Situated in Mohol taluka, 15 miles to the south-west of Madha, Ashti has a population of 5,738 souls as per the Census of 1971. It is a railway station on the narrow gauge Barshi-Pandharpur line of the Central Railway. It has a post office. The primary school conducted by the Zilla Parishad and a high school known as Ashti High School conducted by the Jain Gurukul at Satara cater to the educational needs of the town populace. Medical facilities are provided by the private medical practitioners. Wells form the main source of water-supply.

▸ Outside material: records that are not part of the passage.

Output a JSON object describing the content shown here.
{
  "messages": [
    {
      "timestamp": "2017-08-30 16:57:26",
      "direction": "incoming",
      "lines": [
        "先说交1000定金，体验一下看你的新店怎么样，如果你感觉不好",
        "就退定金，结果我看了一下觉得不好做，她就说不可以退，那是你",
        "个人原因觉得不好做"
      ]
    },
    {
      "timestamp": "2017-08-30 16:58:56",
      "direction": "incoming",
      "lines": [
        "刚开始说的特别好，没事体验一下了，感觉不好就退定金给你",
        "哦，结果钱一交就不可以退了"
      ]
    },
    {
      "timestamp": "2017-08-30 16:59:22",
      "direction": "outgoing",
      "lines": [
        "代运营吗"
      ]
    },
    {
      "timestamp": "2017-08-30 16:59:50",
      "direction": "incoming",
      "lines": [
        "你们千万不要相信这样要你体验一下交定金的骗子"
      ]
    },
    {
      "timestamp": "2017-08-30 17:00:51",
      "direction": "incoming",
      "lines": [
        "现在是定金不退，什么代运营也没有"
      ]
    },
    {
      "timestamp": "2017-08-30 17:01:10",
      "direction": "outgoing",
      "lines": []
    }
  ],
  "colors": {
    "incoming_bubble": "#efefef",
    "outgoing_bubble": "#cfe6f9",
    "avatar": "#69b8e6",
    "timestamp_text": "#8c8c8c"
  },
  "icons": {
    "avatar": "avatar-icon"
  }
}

The village acquired a special interest as the scene of the battle fought on 20th February 1818 between the troops of the Peshwa Bajirao commanded by Bapu Gokhale and the English forces under the command of General Smith in which the Maratha forces were defeated and their commandant Bapu Gokhale killed. This is considered to be the last battle between the Marathas and the English, the result of which led to the occupation of the Maratha kingdom by the English. The battle was entirely a cavalry action, Marathas under the command of Bapu Gokhale having eight to ten thousand horse and General Smith, two regiments of cavalry, a squadron of the 22nd Dragoons, 1,200 auxiliary horse, and 2,500 infantry. The loss on the Maratha side was about 200 killed including the general Bapu Gokhale who is said to have fought very bravely unto his last while the British loss was fourteen Europeans and five native cavalry killed and wounded. Twelve elephants, fifty-seven camels and many palanquins fell into the hands of the British.

The local population celebrates the death anniversary of Bapu Gokhale, the Maratha hero of the war, described earlier. The samadhi of Bapu Gokhale is said to have been submerged under the tank completed in 1881 and could be seen during the summer when water dries up and is said to have been covered by refuse.

The old Gazetteer of Sholapur District, 1884, has given the following information about the tank:-

"Asta has a large lake which, when full, has an area of about four square miles and a capacity of 1,499,470,085 cubic feet of water. The lake has been formed by throwing across the Asta stream, a feeder of the Bhima, an earthen dam 12,709 feet long with a greatest height of 57.75 feet. Two canals are led from the dam, a left bank canal 11 miles long, discharging thirty cubic feet a second and commanding 12,258 arable acres, and a right bank canal ten miles long, discharging ten cubic feet a second and commanding 5,624 arable acres. The plans of the work were prepared in 1869 and the lake finished on the 31st of July 1881 at a cost of Rs. 3,34,990. Part of the work was done as famine relief till November 1877, the greatest number of famine labourers employed on any one day being 19,949."